• **What the task requires**
Exact copy, no pictures: output each line below as it stands.

Website and app data records
§

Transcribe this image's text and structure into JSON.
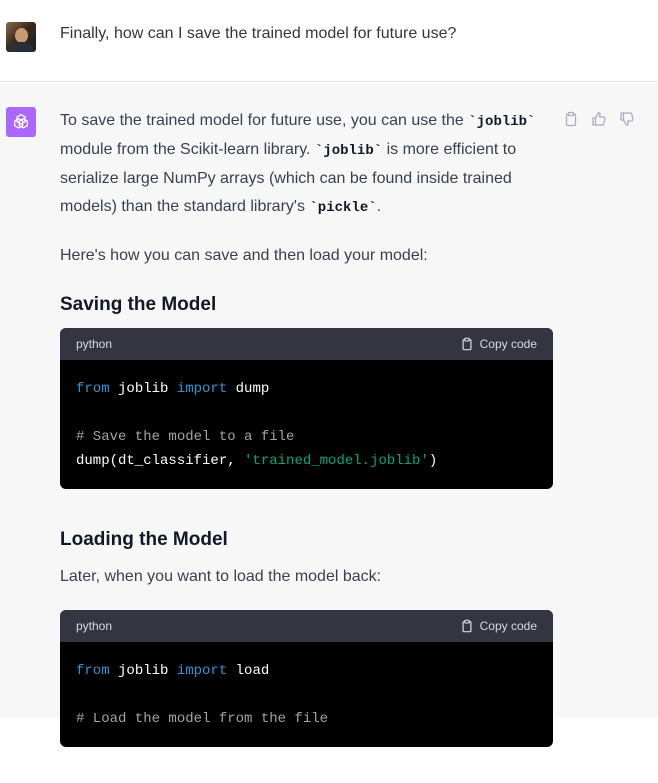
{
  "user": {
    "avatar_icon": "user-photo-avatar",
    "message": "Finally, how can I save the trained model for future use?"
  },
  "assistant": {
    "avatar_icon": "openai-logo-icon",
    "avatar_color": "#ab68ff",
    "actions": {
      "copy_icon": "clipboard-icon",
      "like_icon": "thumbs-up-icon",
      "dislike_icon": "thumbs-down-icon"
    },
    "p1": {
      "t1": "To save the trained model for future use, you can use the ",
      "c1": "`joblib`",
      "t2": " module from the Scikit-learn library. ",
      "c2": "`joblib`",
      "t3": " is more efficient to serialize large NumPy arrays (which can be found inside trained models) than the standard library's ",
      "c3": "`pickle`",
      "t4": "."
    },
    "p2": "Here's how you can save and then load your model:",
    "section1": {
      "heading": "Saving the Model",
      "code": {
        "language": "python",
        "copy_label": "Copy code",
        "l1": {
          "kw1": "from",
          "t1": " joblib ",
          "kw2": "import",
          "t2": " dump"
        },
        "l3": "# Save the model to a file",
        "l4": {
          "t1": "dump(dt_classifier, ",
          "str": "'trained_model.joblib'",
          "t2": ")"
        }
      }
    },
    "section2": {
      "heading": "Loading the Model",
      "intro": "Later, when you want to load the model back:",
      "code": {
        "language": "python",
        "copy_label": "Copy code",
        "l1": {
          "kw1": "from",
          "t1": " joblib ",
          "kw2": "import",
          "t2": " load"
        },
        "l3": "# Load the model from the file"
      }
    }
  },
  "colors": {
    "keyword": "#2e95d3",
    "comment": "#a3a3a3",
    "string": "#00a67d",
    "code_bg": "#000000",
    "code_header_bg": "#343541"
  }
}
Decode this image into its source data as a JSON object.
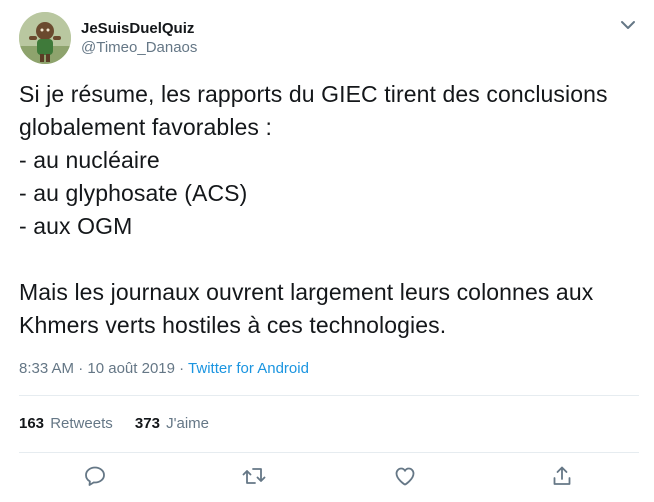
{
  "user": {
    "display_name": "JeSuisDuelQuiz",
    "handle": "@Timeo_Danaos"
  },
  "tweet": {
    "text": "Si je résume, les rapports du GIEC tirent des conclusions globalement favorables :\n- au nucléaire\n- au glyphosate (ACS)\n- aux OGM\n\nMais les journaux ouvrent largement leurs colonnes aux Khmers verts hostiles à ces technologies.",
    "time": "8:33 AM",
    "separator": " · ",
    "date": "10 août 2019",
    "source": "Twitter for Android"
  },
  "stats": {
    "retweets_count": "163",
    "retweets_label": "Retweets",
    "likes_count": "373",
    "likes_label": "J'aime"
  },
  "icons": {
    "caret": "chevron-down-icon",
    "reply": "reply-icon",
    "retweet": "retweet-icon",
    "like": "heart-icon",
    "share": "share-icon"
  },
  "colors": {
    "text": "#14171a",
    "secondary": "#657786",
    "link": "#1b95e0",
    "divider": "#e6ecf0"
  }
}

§

• **Solved problem**
Transcribe this image's text and structure into JSON.
{
  "user": {
    "avatar_icon": "user-photo-avatar",
    "message": "Finally, how can I save the trained model for future use?"
  },
  "assistant": {
    "avatar_icon": "openai-logo-icon",
    "avatar_color": "#ab68ff",
    "actions": {
      "copy_icon": "clipboard-icon",
      "like_icon": "thumbs-up-icon",
      "dislike_icon": "thumbs-down-icon"
    },
    "p1": {
      "t1": "To save the trained model for future use, you can use the ",
      "c1": "`joblib`",
      "t2": " module from the Scikit-learn library. ",
      "c2": "`joblib`",
      "t3": " is more efficient to serialize large NumPy arrays (which can be found inside trained models) than the standard library's ",
      "c3": "`pickle`",
      "t4": "."
    },
    "p2": "Here's how you can save and then load your model:",
    "section1": {
      "heading": "Saving the Model",
      "code": {
        "language": "python",
        "copy_label": "Copy code",
        "l1": {
          "kw1": "from",
          "t1": " joblib ",
          "kw2": "import",
          "t2": " dump"
        },
        "l3": "# Save the model to a file",
        "l4": {
          "t1": "dump(dt_classifier, ",
          "str": "'trained_model.joblib'",
          "t2": ")"
        }
      }
    },
    "section2": {
      "heading": "Loading the Model",
      "intro": "Later, when you want to load the model back:",
      "code": {
        "language": "python",
        "copy_label": "Copy code",
        "l1": {
          "kw1": "from",
          "t1": " joblib ",
          "kw2": "import",
          "t2": " load"
        },
        "l3": "# Load the model from the file"
      }
    }
  },
  "colors": {
    "keyword": "#2e95d3",
    "comment": "#a3a3a3",
    "string": "#00a67d",
    "code_bg": "#000000",
    "code_header_bg": "#343541"
  }
}
Decode this image into its source data as a JSON object.
{
  "user": {
    "display_name": "JeSuisDuelQuiz",
    "handle": "@Timeo_Danaos"
  },
  "tweet": {
    "text": "Si je résume, les rapports du GIEC tirent des conclusions globalement favorables :\n- au nucléaire\n- au glyphosate (ACS)\n- aux OGM\n\nMais les journaux ouvrent largement leurs colonnes aux Khmers verts hostiles à ces technologies.",
    "time": "8:33 AM",
    "separator": " · ",
    "date": "10 août 2019",
    "source": "Twitter for Android"
  },
  "stats": {
    "retweets_count": "163",
    "retweets_label": "Retweets",
    "likes_count": "373",
    "likes_label": "J'aime"
  },
  "icons": {
    "caret": "chevron-down-icon",
    "reply": "reply-icon",
    "retweet": "retweet-icon",
    "like": "heart-icon",
    "share": "share-icon"
  },
  "colors": {
    "text": "#14171a",
    "secondary": "#657786",
    "link": "#1b95e0",
    "divider": "#e6ecf0"
  }
}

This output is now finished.